Located on the Welsh side of the English/Welsh border in the county of Powys, Hay-on-Wye is a town famous for its link with books. Records show that at last count there are around 30 bookshops in the town, many stocking specialist or antique books. There are specialists in antique maps, detective fiction and horror, poetry, and childrens books.

Sitting alongside the many bookshops, you’ll also find art galleries, craft shops, antique shops, writing circles, and The Hay Craft centre, where you can purchase homemade fudge, art supplies, greetings cards, jewellery, and visit the Glass Blowing and Cartoon Studios. Hay-on-Wye is in every sense a creative town, and two if its key events promote and celebrate the arts.

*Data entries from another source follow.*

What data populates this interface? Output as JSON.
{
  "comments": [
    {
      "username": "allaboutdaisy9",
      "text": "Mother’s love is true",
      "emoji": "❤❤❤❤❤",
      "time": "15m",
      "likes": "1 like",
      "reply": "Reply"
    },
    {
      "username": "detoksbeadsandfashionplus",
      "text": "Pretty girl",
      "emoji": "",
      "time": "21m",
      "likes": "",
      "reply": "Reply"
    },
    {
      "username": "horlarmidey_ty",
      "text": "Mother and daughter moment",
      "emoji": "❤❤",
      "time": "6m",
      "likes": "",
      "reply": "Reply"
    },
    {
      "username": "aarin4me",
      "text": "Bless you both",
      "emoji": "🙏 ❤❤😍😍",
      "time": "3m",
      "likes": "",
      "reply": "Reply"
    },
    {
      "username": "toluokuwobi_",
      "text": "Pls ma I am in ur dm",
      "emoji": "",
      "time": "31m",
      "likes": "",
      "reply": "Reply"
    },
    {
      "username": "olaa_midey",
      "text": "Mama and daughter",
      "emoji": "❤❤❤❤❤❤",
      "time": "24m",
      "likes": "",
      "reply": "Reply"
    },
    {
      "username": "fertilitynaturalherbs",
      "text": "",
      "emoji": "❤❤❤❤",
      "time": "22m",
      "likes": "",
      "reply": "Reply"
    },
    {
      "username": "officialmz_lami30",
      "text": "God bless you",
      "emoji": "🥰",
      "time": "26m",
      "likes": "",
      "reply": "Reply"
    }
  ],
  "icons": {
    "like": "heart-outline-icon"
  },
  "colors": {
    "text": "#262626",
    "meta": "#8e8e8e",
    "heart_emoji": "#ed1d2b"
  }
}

Hay Festival Of Literature And Arts is a truly international affair, attracting visitors from across the UK, Europe and America. 85,000 people enjoy 500 events each year, featuring musicians, writers, comedians, and politicians. Events suitable for adults, schools, and families are all part and parcel of this event, while ‘How The Light Gets In’, a music and philosophy festival, attracts an older crowd.

Attending events isn’t the only reason for visiting this part of the border counties though, the town also has a lively Thursday market. Sample or buy local preserves, cheese, bread, fresh fish and game, or choose from an array of antiques and bric-a-brac items. Other amenities in the town and surrounding areas include around 11 pubs, 28 restaurants, cafes, and tea rooms, and a good choice of hotels, inns, self-catering cottages, and caravan/camping sites. If you’re an active type, then the official Hay-on-Wye website lists details of companies offering tuition or facilities for a wide range of outdoor activities, from white water rafting and mountain biking, to pony trekking, golf, and climbing.

There is a good collection of things to see and do in this so-called ‘Book Town’ which mixes traditional countryside pursuits, with creativity and a strong appreciation for not only the arts, but the talents of local creatives and producers in several different industries. It’s also known for being connected to a Royal Mail story, which revolves around the company recommending people address their post as ‘via Hereford’ or ‘Herefordshire’ instead of addressing it Powys. Who would have thought a town would be known for ‘postal reasons’!

If you’d like to visit Hay-on-Wye, then the nearest train station can be found 22 miles away in Hereford. There’s also a Hereford to Brecon bus service which stops in the town, and numerous taxi services if you arrive by air to airports in the South West. Alternatively, if you want to arrive by car, there is a route from Birmingham via the M5 and A49, and several routes from London and Oxford.  Maps and transport details are available from the tourist information centre, or the Hay-on-Wye website. Why not have a read and consider a visit?